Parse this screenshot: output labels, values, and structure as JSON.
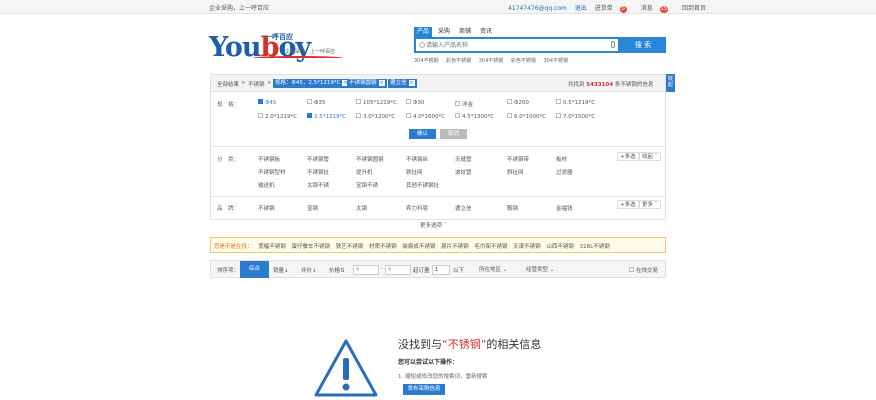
{
  "topbar": {
    "left": "企业采购，上一呼百应",
    "email": "41747476@qq.com",
    "exit": "退出",
    "purchase_label": "进货单",
    "purchase_count": "0",
    "messages_label": "消息",
    "messages_count": "15",
    "home": "回到首页"
  },
  "logo": {
    "word_a": "You",
    "word_b": "b",
    "word_c": "oy",
    "slogan_top": "一呼百应",
    "slogan": "企业采购，上一呼百应"
  },
  "search": {
    "tabs": [
      "产品",
      "采购",
      "商铺",
      "资讯"
    ],
    "placeholder": "请输入产品名称",
    "button": "搜 索",
    "hot": [
      "304不锈钢",
      "彩色不锈钢",
      "304不锈钢",
      "彩色不锈钢",
      "304不锈钢"
    ]
  },
  "crumb": {
    "all": "全部结果",
    "sep": ">",
    "keyword": "不锈钢",
    "tags": [
      "规格：Φ45，2.5*1219*C",
      "不锈钢圆钢",
      "德立信"
    ],
    "count_prefix": "共找到",
    "count": "5433104",
    "count_suffix": "条不锈钢的信息",
    "side_tab": "收起"
  },
  "filters": {
    "spec": {
      "label": "规　格：",
      "options": [
        [
          "Φ45",
          "Φ35",
          "105*1219*C",
          "Φ30",
          "洋金",
          "Φ200",
          "0.5*1219*C"
        ],
        [
          "2.0*1219*C",
          "2.5*1219*C",
          "3.0*1200*C",
          "4.0*1600*C",
          "4.5*1300*C",
          "6.0*1000*C",
          "7.0*1500*C"
        ]
      ],
      "ok": "确认",
      "cancel": "取消"
    },
    "category": {
      "label": "分　类：",
      "options": [
        [
          "不锈钢板",
          "不锈钢管",
          "不锈钢圆钢",
          "不锈钢丝",
          "无缝管",
          "不锈钢带",
          "板材"
        ],
        [
          "不锈钢型材",
          "不锈钢扯",
          "提升机",
          "铁扯网",
          "波纹管",
          "斜扯网",
          "过滤器"
        ],
        [
          "输送机",
          "太钢不锈",
          "宝钢不锈",
          "其他不锈钢扯"
        ]
      ],
      "multi": "+多选",
      "more": "收起"
    },
    "brand": {
      "label": "品　牌：",
      "options": [
        "不锈钢",
        "宝钢",
        "太钢",
        "宾力科恩",
        "德立信",
        "鞍钢",
        "金福钱"
      ],
      "multi": "+多选",
      "more": "更多"
    },
    "more_options": "更多选项"
  },
  "suggest": {
    "label": "您是不是在找：",
    "items": [
      "宽幅不锈钢",
      "蛋仔餐车不锈钢",
      "铁艺不锈钢",
      "材质不锈钢",
      "装扁成不锈钢",
      "扁片不锈钢",
      "毛巾架不锈钢",
      "天津不锈钢",
      "山西不锈钢",
      "316L不锈钢"
    ]
  },
  "sortbar": {
    "label": "排序项：",
    "default": "综合",
    "sales": "销量",
    "rating": "评价",
    "price": "价格",
    "price_from": "¥",
    "price_to": "¥",
    "moq_label": "起订量",
    "moq_value": "1",
    "moq_suffix": "以下",
    "location": "所在地区",
    "biz_type": "经营类型",
    "online": "在线交易"
  },
  "empty": {
    "title_a": "没找到与",
    "title_kw": "“不锈钢”",
    "title_b": "的相关信息",
    "tip": "您可以尝试以下操作：",
    "tip_1": "1. 缩短或修改您的搜索词，重新搜索",
    "post": "发布采购信息"
  }
}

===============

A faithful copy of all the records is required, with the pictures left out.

Parse this screenshot: output labels, values, and structure as JSON.
{
  "topbar": {
    "left": "企业采购，上一呼百应",
    "email": "41747476@qq.com",
    "exit": "退出",
    "purchase_label": "进货单",
    "purchase_count": "0",
    "messages_label": "消息",
    "messages_count": "15",
    "home": "回到首页"
  },
  "logo": {
    "word_a": "You",
    "word_b": "b",
    "word_c": "oy",
    "slogan_top": "一呼百应",
    "slogan": "企业采购，上一呼百应"
  },
  "search": {
    "tabs": [
      "产品",
      "采购",
      "商铺",
      "资讯"
    ],
    "placeholder": "请输入产品名称",
    "button": "搜 索",
    "hot": [
      "304不锈钢",
      "彩色不锈钢",
      "304不锈钢",
      "彩色不锈钢",
      "304不锈钢"
    ]
  },
  "crumb": {
    "all": "全部结果",
    "sep": ">",
    "keyword": "不锈钢",
    "tags": [
      "规格：Φ45，2.5*1219*C",
      "不锈钢圆钢",
      "德立信"
    ],
    "count_prefix": "共找到",
    "count": "5433104",
    "count_suffix": "条不锈钢的信息",
    "side_tab": "收起"
  },
  "filters": {
    "spec": {
      "label": "规　格：",
      "options": [
        [
          "Φ45",
          "Φ35",
          "105*1219*C",
          "Φ30",
          "洋金",
          "Φ200",
          "0.5*1219*C"
        ],
        [
          "2.0*1219*C",
          "2.5*1219*C",
          "3.0*1200*C",
          "4.0*1600*C",
          "4.5*1300*C",
          "6.0*1000*C",
          "7.0*1500*C"
        ]
      ],
      "ok": "确认",
      "cancel": "取消"
    },
    "category": {
      "label": "分　类：",
      "options": [
        [
          "不锈钢板",
          "不锈钢管",
          "不锈钢圆钢",
          "不锈钢丝",
          "无缝管",
          "不锈钢带",
          "板材"
        ],
        [
          "不锈钢型材",
          "不锈钢扯",
          "提升机",
          "铁扯网",
          "波纹管",
          "斜扯网",
          "过滤器"
        ],
        [
          "输送机",
          "太钢不锈",
          "宝钢不锈",
          "其他不锈钢扯"
        ]
      ],
      "multi": "+多选",
      "more": "收起"
    },
    "brand": {
      "label": "品　牌：",
      "options": [
        "不锈钢",
        "宝钢",
        "太钢",
        "宾力科恩",
        "德立信",
        "鞍钢",
        "金福钱"
      ],
      "multi": "+多选",
      "more": "更多"
    },
    "more_options": "更多选项"
  },
  "suggest": {
    "label": "您是不是在找：",
    "items": [
      "宽幅不锈钢",
      "蛋仔餐车不锈钢",
      "铁艺不锈钢",
      "材质不锈钢",
      "装扁成不锈钢",
      "扁片不锈钢",
      "毛巾架不锈钢",
      "天津不锈钢",
      "山西不锈钢",
      "316L不锈钢"
    ]
  },
  "sortbar": {
    "label": "排序项：",
    "default": "综合",
    "sales": "销量",
    "rating": "评价",
    "price": "价格",
    "price_from": "¥",
    "price_to": "¥",
    "moq_label": "起订量",
    "moq_value": "1",
    "moq_suffix": "以下",
    "location": "所在地区",
    "biz_type": "经营类型",
    "online": "在线交易"
  },
  "empty": {
    "title_a": "没找到与",
    "title_kw": "“不锈钢”",
    "title_b": "的相关信息",
    "tip": "您可以尝试以下操作：",
    "tip_1": "1. 缩短或修改您的搜索词，重新搜索",
    "post": "发布采购信息"
  }
}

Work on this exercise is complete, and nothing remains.